[Opening INPUT FOR THIS TASK section]

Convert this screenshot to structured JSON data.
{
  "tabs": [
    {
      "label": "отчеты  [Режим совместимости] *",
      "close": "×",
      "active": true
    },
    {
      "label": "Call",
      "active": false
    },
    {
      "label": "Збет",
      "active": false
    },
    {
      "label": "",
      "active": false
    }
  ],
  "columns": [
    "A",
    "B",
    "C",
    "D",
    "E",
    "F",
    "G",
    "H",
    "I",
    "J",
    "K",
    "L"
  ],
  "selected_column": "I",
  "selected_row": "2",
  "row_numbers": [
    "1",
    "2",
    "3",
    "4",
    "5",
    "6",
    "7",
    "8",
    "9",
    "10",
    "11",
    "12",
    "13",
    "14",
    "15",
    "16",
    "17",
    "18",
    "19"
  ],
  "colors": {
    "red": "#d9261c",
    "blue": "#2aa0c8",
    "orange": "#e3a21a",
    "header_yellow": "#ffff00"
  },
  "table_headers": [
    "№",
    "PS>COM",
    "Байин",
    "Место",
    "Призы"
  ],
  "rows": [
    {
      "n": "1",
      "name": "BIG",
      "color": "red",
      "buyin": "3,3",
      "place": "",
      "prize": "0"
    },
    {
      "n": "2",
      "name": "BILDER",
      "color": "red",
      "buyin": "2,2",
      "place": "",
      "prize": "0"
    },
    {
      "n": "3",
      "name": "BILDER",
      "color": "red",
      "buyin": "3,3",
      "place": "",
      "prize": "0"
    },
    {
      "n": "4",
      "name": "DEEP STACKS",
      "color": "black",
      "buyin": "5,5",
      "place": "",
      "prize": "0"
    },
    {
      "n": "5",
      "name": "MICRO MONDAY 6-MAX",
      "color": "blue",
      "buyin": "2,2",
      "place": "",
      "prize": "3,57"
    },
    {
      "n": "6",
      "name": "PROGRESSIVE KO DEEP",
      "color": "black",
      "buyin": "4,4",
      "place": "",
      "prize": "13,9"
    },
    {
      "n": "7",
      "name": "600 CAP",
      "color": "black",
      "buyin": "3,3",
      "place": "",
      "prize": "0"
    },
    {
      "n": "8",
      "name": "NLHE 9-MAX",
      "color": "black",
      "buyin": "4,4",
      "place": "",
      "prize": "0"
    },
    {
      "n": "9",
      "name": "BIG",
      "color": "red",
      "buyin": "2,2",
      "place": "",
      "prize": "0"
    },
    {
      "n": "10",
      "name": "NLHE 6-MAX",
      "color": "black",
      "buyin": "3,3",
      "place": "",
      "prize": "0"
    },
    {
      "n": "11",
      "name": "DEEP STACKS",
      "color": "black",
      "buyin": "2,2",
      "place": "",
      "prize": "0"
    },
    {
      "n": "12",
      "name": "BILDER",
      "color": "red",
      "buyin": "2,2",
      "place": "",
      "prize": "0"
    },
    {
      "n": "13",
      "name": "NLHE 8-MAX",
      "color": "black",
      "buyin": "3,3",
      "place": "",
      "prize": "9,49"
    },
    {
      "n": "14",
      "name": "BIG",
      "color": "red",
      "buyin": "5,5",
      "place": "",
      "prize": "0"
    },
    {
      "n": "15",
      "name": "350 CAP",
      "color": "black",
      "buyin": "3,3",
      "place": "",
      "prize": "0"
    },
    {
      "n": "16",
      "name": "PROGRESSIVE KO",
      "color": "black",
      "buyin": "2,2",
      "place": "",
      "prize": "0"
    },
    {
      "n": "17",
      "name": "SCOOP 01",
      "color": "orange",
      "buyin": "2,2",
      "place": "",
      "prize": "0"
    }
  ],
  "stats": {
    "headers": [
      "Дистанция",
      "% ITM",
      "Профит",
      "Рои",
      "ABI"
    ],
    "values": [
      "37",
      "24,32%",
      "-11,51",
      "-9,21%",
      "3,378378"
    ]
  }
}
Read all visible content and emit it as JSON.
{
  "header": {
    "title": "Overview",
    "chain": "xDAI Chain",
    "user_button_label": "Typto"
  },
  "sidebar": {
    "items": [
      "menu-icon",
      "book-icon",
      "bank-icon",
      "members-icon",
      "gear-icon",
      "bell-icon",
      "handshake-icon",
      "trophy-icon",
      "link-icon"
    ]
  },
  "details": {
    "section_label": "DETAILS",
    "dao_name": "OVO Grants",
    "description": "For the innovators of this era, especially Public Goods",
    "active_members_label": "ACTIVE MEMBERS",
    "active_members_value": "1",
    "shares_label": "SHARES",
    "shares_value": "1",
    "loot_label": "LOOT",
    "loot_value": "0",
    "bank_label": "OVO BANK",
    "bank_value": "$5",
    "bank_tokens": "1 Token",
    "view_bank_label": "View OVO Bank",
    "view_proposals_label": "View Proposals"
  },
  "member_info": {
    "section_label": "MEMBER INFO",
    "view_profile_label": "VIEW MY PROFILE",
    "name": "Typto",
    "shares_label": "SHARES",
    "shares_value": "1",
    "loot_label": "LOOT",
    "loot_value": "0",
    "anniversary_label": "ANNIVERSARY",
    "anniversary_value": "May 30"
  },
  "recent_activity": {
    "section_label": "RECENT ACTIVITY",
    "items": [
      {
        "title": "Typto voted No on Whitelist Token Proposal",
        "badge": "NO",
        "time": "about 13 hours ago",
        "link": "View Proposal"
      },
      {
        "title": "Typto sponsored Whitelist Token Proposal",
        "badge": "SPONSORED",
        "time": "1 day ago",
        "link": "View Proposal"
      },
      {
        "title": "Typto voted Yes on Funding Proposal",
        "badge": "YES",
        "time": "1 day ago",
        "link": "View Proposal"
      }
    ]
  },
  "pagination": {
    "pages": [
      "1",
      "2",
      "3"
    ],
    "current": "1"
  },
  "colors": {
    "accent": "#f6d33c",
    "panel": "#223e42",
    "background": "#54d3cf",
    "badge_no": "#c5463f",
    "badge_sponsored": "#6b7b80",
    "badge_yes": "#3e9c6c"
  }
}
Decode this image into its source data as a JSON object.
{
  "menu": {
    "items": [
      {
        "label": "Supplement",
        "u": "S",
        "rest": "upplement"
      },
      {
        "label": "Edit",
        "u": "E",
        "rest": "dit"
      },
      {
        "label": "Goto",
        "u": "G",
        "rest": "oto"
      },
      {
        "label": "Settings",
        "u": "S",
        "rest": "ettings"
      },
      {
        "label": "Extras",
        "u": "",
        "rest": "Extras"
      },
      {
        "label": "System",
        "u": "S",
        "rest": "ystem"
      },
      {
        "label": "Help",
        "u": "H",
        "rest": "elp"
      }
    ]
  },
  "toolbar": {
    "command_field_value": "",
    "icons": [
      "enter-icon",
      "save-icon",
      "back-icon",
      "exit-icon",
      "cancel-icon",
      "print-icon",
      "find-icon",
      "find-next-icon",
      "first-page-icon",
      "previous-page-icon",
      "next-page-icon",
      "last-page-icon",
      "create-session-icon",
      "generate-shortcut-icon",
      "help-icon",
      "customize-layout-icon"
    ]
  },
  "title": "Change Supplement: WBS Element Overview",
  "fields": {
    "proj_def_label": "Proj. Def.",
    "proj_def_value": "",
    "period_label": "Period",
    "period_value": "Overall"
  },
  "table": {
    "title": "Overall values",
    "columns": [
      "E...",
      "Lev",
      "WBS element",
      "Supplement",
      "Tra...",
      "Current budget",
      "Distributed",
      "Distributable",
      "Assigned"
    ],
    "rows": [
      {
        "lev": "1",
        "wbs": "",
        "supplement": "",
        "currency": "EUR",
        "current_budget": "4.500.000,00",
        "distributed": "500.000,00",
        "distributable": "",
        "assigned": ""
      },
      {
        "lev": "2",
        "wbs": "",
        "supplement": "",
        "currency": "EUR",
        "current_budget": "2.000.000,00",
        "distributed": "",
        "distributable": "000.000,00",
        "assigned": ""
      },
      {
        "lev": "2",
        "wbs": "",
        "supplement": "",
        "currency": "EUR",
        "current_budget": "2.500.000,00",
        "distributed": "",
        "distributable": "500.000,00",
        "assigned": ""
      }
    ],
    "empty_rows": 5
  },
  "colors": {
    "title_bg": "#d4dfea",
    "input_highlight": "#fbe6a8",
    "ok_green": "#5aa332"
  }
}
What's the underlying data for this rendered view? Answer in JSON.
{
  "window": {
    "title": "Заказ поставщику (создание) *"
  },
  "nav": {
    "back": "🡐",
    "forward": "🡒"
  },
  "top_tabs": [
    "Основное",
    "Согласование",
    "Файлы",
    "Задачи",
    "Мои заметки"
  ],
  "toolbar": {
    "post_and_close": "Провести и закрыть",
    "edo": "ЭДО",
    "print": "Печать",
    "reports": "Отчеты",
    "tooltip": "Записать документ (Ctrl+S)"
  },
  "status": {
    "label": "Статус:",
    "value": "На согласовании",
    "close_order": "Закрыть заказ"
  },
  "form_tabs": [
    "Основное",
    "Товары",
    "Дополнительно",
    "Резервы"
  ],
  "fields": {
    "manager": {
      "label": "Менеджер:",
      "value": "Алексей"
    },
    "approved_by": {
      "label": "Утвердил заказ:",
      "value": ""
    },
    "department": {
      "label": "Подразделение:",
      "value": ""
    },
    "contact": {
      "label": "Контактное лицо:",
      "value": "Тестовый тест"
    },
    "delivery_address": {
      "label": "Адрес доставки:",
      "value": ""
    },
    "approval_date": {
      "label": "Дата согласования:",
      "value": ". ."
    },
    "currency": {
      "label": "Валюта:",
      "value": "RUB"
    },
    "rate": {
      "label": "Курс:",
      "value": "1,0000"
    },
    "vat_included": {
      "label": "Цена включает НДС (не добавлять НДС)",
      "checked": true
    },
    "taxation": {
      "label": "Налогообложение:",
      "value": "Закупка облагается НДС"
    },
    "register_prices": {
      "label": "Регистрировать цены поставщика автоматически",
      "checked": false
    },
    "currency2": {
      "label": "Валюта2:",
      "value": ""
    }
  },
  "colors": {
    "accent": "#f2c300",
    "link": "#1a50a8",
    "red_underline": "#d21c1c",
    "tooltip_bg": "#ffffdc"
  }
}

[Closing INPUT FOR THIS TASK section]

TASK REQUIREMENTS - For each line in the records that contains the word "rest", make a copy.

SOLUTION TO THE EXERCISE -
        "rest": "upplement"
        "rest": "dit"
        "rest": "oto"
        "rest": "ettings"
        "rest": "Extras"
        "rest": "ystem"
        "rest": "elp"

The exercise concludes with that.